TASK BRIEF: Look for the word "date". Copy every line of the listing where it occurs.
--- RECORDS Enclosed Below ---
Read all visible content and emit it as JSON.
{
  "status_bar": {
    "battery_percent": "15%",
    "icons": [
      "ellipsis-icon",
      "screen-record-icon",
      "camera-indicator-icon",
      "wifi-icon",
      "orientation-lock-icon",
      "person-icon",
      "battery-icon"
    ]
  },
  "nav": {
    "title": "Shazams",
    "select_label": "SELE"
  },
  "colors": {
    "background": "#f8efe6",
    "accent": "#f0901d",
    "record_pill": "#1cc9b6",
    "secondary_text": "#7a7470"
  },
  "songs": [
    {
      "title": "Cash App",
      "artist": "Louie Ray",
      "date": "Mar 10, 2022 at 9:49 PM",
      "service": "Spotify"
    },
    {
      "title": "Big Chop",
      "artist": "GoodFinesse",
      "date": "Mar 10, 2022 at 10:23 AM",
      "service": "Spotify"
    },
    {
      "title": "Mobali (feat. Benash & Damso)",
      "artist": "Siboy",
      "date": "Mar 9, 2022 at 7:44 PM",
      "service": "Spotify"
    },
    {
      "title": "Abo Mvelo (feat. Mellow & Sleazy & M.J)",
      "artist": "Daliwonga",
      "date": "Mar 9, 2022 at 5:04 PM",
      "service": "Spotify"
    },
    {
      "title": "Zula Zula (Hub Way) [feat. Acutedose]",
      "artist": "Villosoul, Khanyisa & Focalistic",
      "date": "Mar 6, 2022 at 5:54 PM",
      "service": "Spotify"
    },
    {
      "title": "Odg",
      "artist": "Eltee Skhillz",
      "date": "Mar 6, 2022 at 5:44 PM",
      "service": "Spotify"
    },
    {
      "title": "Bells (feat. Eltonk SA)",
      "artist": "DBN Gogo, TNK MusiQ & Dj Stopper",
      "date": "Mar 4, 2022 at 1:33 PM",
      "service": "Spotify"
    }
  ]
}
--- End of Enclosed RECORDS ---
FINISHED TASK:
      "date": "Mar 10, 2022 at 9:49 PM",
      "date": "Mar 10, 2022 at 10:23 AM",
      "date": "Mar 9, 2022 at 7:44 PM",
      "date": "Mar 9, 2022 at 5:04 PM",
      "date": "Mar 6, 2022 at 5:54 PM",
      "date": "Mar 6, 2022 at 5:44 PM",
      "date": "Mar 4, 2022 at 1:33 PM",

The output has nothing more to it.